Look over the entries that follow. Report how many lines contain "JSON", with nothing else.

########

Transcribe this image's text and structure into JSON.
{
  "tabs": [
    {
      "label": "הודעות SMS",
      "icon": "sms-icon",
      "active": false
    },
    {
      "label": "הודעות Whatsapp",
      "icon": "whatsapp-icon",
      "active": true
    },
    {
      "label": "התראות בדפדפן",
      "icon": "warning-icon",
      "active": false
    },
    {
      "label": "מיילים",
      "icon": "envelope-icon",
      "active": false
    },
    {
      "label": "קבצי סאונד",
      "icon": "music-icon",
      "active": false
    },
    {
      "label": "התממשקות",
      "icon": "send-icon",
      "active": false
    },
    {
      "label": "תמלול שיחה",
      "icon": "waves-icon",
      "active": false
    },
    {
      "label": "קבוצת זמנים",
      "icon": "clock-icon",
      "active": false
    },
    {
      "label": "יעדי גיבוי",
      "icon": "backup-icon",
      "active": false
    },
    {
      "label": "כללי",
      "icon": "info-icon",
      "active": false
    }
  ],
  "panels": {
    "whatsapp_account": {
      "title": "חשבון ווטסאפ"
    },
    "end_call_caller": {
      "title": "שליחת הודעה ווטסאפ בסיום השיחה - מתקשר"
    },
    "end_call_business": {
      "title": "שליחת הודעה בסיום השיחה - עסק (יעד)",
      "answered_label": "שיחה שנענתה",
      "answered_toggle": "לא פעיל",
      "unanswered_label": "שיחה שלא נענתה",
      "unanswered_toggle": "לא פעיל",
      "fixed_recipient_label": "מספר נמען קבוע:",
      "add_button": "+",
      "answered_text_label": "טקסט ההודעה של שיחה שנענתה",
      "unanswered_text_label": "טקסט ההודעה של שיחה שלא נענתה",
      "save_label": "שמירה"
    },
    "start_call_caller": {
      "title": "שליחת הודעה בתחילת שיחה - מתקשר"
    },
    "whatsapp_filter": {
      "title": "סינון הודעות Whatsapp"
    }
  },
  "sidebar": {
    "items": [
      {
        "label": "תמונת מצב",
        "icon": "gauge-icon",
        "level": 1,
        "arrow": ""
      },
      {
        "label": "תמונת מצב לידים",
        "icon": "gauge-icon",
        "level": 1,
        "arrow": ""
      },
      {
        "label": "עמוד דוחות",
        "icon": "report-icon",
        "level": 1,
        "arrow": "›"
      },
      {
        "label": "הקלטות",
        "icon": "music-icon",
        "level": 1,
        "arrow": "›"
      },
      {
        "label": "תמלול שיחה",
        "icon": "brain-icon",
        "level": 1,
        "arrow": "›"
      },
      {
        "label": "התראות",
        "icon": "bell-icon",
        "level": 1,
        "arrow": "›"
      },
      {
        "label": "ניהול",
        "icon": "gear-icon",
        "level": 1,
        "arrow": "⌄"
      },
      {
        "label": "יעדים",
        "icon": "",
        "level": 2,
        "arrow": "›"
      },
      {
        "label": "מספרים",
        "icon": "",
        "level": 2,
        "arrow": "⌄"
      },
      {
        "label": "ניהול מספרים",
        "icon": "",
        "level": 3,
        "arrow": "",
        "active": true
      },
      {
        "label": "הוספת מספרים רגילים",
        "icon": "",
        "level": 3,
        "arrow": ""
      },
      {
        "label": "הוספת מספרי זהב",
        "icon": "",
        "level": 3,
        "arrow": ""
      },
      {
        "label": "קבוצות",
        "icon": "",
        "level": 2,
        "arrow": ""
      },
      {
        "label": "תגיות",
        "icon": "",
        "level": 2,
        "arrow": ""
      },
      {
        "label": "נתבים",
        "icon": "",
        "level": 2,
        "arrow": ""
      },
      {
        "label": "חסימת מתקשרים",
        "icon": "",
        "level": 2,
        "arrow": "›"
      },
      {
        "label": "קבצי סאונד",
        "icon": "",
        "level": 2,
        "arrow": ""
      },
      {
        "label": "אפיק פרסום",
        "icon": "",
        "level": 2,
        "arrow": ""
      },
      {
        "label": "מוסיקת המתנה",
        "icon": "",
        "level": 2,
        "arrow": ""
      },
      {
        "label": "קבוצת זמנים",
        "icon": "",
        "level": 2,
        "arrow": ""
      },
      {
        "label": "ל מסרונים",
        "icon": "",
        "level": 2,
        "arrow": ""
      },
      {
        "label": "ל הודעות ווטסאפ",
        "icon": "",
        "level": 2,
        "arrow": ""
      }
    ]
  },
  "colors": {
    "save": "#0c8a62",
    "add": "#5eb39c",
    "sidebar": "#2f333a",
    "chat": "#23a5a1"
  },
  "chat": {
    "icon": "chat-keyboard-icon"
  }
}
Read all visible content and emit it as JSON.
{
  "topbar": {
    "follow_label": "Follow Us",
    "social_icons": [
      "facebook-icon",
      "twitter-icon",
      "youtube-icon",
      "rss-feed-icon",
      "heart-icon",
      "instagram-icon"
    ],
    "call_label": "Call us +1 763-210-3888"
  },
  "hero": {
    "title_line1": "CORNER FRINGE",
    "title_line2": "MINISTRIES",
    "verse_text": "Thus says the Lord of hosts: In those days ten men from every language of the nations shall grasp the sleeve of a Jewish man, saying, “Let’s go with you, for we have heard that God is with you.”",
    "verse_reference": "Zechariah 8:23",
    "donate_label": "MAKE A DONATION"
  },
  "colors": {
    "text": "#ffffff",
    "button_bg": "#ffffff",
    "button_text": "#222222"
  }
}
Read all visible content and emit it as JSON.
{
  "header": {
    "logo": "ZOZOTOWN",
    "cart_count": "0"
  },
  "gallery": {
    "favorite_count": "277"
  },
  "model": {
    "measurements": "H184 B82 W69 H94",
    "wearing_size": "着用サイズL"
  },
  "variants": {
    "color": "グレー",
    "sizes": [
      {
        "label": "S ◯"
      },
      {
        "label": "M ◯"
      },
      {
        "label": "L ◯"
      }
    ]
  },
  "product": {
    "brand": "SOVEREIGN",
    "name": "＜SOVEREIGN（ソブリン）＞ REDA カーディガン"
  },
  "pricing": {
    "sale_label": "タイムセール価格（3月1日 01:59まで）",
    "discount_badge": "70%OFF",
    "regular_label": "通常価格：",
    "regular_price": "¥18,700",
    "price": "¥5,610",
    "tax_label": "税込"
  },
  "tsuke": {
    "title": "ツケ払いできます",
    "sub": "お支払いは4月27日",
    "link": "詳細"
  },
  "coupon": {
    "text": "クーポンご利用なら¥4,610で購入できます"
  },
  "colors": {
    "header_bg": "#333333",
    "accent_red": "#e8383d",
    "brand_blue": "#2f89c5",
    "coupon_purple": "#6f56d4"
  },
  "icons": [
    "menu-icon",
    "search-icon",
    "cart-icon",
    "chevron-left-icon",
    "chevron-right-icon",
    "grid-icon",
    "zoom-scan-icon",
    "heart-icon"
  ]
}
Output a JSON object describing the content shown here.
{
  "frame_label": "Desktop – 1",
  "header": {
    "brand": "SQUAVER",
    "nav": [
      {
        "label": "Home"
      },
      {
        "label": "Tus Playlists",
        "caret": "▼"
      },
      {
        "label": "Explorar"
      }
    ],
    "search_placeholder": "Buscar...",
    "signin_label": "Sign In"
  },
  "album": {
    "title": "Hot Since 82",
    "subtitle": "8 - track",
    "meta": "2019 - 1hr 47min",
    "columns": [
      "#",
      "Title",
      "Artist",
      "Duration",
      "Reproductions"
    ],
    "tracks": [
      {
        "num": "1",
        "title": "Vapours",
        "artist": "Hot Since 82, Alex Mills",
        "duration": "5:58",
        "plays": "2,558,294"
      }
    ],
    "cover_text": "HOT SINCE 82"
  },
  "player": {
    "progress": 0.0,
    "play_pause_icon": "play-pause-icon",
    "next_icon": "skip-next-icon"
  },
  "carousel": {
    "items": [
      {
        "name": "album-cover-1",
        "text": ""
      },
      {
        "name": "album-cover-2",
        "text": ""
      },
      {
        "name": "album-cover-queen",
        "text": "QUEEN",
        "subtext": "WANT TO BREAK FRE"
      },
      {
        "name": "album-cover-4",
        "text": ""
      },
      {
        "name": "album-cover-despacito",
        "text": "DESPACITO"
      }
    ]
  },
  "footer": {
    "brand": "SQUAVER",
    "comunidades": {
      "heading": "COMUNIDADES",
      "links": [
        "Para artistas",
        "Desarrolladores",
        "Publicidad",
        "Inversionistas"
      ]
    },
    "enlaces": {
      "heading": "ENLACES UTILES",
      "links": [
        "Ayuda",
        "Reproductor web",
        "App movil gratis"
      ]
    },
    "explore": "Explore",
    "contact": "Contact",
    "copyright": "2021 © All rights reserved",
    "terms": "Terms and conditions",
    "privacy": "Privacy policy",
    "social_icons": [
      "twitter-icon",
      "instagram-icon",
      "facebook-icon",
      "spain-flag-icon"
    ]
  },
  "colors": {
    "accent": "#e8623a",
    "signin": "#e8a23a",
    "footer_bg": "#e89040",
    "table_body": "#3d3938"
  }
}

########

» Task answer
4